The sound on this record is pretty standard for an electronic album, but it still stays true to the Castles basic sound. There’s still a lot of video game influence here. There’s a bit of distortion, which is great because I’m often infatuated with white noise when used right. There’s a nice Sigur Ros sample on here, that’s so flipped and chopped that it’s near indistinguishable. There’s a bit more synthesizer use, and less focus on nostalgic video game beats–something that undoubtedly will turn off many fans of the first album, but one that has easily evolved and ameliorated the Castles sound. In hindsight, Kahn really outdoes himself on this record. He’s essentially taken many standard practices of electronic music and made it fit for the Castles unique style–making this both standard for an electronic album, yet still, clearly a Crystal Castles album.
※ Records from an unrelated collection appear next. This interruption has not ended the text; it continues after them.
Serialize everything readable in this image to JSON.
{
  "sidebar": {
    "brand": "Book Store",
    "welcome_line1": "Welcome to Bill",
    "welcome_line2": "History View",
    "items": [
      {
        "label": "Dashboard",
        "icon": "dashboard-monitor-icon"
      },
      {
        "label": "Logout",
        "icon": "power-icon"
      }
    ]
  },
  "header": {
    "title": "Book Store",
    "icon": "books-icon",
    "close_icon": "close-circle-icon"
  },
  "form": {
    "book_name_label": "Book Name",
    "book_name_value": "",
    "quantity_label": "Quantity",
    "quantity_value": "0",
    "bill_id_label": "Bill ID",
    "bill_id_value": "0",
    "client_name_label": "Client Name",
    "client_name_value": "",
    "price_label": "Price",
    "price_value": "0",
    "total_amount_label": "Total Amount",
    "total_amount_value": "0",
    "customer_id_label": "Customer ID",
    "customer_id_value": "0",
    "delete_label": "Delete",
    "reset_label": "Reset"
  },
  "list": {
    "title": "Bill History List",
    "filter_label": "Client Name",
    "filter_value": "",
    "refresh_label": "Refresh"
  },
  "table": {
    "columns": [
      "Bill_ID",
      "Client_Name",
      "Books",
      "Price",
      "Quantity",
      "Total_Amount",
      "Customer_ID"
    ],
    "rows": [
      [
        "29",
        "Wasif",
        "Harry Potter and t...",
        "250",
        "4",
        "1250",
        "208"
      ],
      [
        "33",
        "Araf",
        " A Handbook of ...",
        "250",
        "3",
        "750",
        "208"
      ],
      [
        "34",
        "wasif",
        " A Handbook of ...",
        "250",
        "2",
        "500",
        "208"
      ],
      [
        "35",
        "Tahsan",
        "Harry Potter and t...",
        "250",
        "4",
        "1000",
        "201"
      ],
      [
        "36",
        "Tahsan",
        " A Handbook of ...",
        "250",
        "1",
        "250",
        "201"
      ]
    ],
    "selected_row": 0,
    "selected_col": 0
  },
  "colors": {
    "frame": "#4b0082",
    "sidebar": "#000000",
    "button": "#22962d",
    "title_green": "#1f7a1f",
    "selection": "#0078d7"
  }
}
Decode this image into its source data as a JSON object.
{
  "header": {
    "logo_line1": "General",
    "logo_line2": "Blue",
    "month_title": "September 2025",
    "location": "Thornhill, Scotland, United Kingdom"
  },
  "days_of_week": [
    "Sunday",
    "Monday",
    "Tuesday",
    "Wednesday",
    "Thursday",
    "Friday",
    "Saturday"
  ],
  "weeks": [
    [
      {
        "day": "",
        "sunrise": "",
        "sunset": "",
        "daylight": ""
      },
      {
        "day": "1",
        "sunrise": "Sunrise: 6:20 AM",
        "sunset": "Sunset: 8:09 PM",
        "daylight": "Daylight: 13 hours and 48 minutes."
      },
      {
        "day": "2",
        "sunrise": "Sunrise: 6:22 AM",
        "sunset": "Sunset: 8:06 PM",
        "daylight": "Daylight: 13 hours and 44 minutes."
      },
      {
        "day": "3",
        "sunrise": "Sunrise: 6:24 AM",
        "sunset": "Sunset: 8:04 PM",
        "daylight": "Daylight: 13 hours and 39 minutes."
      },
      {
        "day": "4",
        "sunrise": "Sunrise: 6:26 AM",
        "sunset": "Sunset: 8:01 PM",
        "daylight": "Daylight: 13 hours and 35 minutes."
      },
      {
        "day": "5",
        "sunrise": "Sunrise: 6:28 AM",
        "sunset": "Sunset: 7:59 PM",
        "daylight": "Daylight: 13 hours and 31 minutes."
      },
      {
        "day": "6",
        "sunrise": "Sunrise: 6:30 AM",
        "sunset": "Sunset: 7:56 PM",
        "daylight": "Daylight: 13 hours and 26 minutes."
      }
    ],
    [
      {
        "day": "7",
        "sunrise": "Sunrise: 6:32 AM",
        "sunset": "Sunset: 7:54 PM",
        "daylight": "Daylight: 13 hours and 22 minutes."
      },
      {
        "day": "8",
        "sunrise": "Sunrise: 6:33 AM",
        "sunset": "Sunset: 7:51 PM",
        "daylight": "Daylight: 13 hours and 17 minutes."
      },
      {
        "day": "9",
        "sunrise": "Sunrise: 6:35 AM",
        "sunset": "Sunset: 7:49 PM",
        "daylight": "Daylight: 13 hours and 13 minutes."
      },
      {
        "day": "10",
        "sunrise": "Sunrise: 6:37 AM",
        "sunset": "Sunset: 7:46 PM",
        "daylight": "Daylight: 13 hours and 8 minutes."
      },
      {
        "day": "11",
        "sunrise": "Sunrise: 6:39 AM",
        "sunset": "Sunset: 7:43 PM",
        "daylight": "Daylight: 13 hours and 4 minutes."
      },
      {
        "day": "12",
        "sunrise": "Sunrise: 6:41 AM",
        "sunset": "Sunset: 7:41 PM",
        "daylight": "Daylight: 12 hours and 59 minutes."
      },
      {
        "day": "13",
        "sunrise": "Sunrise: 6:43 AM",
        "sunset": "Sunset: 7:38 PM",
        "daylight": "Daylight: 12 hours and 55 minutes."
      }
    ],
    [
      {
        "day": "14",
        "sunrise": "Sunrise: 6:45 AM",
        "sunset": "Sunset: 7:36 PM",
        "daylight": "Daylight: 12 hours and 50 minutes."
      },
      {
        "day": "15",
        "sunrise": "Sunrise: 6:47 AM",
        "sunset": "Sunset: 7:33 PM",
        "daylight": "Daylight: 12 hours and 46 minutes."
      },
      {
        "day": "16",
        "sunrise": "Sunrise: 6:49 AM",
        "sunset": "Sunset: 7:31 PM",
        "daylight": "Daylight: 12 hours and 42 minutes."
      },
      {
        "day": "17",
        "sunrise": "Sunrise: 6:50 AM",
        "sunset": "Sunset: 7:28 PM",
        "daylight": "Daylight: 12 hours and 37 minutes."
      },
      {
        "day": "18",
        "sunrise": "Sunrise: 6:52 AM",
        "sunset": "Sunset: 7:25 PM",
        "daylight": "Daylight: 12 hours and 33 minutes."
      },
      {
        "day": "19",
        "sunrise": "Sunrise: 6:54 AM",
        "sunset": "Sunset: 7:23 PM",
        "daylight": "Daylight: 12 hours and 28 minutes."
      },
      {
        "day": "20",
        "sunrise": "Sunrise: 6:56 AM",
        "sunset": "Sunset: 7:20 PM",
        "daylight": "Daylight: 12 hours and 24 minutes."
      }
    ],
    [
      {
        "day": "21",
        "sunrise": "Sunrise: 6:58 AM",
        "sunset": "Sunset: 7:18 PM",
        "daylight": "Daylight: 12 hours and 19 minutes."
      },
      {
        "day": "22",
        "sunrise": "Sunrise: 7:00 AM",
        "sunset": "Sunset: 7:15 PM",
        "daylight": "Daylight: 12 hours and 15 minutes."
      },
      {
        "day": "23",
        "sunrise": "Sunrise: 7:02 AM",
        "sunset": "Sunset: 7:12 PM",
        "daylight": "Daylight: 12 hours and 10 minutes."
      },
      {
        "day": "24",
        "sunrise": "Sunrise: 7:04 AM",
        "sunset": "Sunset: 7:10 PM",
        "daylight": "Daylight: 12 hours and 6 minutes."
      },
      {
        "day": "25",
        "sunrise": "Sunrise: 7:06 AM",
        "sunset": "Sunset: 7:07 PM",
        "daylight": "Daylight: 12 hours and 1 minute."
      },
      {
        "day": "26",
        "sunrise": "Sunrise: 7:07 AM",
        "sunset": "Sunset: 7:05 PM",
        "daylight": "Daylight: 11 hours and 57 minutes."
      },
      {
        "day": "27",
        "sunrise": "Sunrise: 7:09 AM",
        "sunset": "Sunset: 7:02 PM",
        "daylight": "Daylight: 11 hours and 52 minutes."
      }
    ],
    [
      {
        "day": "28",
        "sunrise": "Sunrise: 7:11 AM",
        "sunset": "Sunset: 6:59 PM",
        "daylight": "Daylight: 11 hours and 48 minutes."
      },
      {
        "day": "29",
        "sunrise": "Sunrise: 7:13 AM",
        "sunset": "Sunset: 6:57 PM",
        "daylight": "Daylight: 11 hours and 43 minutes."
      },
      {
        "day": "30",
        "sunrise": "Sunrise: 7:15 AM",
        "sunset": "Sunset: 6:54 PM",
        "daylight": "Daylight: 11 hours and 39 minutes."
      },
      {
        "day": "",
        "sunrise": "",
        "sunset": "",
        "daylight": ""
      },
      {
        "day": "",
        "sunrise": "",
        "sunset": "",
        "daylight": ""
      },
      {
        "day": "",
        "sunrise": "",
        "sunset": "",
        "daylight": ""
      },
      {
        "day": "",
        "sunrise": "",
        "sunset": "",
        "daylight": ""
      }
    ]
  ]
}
But it’s not Kahn who makes this album so much as its Glass. HOLY CRAP the girl is good. Damn good. Whether she’s out for blood [Doe Deer] or being as angelic and intimate as she’s ever been [Suffocation] Glass is proving she may be the most engaging vocalist I’ve heard since Jeff Magnum in 1998’s “An Aeroplane Over The Sea.” Maybe I’m over exaggerating (probably), but Glass just has a way of keeping all eyes on her even when she’s not meant to be the focal point [and this isn’t a bad thing!] Even on the most musically engaging track [Empathy], Alice still overpowers Kahn. Kahn’s good, damn even great…and on this record he’s almost supposed to overpower Glass [the emphasis on synthesizers over the chilled stoner beats of the first record really showcase this] and still Alice sounds flawless.
As far as records to get into…obviously Crystal Castles should be picked up….Crystal Castles should also be looked into also Seriously though, pick up the first album first…even though its obsolete it’s very easy to get into, and the nostalgia factor will certainly win some of you guys over. The second album is a bit more of a challenge, but it’s well-worth the listen.
Albums: Crystal Castles, Crystal Castles ii (2010)
Crimewave [Crystal Castles i (2008)]
Xxzxcuzx Me! [Crystal Castles i (2008)]
Untrust Us [Crystal Castles i (2008)]
Air War [Crystal Castles i (2008)]
Empathy [Crystal Castles ii (2010)]
DOE DEER [Crystal Castles ii (2010)]
Celestica [Crystal Castles ii (2010)]
NOT IN LOVE (Remix) feat. Robert Smith [Crystal Castles ii (2010)]
Baptism [Crystal Castles ii (2010)]
Year Of Silence [Crystal Castles ii (2010)]